# [What you have to do]
Each line that includes the word "years" should be copied from the records.

++++++

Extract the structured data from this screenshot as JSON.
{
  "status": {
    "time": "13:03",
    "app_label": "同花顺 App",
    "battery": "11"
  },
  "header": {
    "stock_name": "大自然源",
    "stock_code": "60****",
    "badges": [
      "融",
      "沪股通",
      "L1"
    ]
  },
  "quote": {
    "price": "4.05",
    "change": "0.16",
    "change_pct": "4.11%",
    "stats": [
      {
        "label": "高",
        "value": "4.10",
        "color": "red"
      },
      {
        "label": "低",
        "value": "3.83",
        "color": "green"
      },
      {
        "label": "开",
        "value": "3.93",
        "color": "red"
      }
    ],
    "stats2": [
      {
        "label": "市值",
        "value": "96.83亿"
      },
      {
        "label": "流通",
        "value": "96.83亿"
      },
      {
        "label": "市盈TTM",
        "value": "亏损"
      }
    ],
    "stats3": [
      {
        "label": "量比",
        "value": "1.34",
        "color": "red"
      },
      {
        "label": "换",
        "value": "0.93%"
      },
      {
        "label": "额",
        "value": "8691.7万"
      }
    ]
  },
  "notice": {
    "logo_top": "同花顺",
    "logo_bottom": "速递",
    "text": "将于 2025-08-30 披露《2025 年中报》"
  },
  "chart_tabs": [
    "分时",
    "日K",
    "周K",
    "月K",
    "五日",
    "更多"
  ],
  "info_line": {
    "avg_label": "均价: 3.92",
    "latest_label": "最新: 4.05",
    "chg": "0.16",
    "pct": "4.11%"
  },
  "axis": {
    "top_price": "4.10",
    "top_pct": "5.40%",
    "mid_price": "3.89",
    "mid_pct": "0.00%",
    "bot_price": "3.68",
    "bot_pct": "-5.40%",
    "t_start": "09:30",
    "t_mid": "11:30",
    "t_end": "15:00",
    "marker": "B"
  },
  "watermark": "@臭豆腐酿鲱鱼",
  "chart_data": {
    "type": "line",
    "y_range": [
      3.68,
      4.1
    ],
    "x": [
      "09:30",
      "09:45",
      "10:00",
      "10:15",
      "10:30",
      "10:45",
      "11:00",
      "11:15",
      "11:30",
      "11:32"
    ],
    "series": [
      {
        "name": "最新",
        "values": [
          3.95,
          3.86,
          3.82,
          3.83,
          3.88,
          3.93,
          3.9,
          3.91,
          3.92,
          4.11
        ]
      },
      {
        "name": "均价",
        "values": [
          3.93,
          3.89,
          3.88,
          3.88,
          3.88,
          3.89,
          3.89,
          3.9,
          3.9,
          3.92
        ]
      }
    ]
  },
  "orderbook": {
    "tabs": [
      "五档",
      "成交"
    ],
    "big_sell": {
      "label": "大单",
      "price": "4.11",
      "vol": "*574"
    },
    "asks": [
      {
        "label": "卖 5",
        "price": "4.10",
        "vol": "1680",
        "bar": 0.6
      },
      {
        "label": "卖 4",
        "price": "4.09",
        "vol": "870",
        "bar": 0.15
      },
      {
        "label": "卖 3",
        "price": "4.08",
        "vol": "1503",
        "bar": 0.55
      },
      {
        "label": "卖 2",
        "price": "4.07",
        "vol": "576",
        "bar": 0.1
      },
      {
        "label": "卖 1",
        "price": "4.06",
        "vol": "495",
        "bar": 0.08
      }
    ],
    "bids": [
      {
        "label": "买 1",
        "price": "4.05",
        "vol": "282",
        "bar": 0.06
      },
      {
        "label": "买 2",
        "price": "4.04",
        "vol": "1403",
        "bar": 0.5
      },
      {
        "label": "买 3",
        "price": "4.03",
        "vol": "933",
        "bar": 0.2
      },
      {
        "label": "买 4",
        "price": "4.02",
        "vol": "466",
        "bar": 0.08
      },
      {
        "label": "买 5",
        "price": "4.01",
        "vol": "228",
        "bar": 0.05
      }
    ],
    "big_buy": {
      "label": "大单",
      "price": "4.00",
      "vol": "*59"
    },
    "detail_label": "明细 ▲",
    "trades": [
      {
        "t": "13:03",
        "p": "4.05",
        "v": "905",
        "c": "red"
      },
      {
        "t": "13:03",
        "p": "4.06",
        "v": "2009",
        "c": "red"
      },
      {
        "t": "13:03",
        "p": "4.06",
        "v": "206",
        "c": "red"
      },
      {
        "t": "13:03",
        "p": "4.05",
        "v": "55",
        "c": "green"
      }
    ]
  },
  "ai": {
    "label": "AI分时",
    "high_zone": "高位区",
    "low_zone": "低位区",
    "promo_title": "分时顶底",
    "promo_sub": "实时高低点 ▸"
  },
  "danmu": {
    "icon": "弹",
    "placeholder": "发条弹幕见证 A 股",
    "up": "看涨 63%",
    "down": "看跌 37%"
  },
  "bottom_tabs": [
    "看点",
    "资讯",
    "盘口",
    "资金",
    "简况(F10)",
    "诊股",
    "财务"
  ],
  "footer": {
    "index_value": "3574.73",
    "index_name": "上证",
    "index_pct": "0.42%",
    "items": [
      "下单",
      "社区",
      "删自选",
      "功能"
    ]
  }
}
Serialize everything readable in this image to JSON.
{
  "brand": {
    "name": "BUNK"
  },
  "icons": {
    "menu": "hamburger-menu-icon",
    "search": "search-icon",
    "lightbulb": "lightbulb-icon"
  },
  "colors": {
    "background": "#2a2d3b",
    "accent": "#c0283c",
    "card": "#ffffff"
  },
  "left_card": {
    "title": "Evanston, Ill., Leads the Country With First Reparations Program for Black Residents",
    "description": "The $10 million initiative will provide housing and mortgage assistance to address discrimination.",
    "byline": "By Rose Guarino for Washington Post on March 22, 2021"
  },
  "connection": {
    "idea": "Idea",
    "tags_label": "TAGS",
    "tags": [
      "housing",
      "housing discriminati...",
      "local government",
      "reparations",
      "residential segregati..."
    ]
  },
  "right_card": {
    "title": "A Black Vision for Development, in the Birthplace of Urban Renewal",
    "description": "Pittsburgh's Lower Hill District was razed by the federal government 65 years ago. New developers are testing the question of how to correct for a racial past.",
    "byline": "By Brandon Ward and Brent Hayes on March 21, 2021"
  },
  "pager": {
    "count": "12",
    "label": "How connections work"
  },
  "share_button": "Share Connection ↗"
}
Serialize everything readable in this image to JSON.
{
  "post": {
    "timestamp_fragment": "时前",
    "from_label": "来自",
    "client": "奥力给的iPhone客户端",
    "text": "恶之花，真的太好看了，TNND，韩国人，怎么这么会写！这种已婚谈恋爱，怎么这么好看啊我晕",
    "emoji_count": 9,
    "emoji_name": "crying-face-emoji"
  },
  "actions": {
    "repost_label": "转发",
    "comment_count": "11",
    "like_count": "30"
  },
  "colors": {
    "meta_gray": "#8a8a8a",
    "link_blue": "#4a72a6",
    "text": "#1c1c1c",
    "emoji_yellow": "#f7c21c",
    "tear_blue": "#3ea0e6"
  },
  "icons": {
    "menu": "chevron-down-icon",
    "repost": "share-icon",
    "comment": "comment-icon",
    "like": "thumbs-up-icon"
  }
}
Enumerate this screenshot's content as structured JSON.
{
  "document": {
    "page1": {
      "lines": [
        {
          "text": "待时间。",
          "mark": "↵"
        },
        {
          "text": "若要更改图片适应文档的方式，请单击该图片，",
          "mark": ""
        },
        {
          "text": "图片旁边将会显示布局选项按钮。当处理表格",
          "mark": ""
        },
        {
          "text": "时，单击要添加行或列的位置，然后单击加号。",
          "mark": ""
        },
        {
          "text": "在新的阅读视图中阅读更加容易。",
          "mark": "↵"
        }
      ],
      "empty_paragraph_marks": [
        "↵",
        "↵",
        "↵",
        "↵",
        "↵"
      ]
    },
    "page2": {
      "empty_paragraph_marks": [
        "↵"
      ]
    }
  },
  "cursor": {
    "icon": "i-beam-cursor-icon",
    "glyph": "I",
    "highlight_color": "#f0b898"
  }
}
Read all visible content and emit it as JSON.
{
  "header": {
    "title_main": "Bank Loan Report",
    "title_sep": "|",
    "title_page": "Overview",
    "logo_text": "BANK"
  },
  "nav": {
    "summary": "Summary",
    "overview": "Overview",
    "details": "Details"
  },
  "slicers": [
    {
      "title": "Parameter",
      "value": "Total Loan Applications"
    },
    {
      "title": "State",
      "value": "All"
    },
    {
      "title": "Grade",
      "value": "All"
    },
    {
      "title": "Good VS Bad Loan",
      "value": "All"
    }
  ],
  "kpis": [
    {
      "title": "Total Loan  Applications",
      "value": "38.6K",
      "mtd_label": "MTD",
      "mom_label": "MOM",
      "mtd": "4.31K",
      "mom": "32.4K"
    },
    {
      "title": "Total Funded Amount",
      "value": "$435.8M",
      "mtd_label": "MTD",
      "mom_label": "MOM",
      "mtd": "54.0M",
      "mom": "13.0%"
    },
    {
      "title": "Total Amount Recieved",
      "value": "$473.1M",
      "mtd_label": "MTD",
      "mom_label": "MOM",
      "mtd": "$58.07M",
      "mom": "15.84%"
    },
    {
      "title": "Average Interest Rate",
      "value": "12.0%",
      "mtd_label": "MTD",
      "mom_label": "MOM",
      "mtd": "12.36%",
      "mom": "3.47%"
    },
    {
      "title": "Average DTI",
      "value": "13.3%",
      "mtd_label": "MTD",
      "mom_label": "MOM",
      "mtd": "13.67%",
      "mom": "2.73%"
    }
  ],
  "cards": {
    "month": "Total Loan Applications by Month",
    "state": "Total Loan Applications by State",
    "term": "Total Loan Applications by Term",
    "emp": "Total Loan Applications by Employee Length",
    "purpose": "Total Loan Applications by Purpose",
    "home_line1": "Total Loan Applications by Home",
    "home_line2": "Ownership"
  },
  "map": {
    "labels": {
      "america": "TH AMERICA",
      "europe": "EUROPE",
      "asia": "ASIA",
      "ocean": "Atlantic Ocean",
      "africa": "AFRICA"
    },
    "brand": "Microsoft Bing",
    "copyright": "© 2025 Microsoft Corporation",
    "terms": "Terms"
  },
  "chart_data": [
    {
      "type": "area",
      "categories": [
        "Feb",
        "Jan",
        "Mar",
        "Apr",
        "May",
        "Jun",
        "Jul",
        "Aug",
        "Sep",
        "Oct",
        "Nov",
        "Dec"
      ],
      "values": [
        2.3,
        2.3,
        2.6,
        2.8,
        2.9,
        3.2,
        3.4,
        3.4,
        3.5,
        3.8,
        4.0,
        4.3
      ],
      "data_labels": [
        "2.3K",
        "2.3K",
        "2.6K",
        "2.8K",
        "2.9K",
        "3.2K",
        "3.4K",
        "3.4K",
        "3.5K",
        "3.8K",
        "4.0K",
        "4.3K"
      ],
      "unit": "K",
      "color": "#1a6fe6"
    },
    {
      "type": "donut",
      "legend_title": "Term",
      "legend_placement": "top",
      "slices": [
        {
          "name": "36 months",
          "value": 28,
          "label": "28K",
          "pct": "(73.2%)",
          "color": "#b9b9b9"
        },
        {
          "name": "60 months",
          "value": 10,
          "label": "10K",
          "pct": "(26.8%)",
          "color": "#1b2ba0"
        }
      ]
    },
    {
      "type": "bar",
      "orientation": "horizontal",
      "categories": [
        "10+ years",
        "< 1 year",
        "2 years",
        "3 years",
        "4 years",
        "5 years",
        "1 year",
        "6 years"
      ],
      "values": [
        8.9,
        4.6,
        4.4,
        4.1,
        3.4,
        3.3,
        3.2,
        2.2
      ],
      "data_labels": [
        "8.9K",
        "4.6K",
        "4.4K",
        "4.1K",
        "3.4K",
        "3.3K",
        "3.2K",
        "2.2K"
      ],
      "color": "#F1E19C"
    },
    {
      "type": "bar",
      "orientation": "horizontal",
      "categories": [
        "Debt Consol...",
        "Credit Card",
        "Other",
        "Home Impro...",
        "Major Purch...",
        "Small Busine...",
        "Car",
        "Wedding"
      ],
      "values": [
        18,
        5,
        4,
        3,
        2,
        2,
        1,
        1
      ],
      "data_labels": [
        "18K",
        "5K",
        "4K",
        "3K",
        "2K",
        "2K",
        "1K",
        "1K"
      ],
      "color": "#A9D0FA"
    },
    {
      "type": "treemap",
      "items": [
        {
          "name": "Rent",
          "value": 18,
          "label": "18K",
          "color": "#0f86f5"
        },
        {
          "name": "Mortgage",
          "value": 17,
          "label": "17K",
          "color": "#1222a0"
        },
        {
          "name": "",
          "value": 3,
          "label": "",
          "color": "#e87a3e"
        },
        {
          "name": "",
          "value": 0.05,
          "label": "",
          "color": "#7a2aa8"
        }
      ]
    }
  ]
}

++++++

# [Output of the task]
    "description": "Pittsburgh's Lower Hill District was razed by the federal government 65 years ago. New developers are testing the question of how to correct for a racial past.",
        "10+ years",
        "2 years",
        "3 years",
        "4 years",
        "5 years",
        "6 years"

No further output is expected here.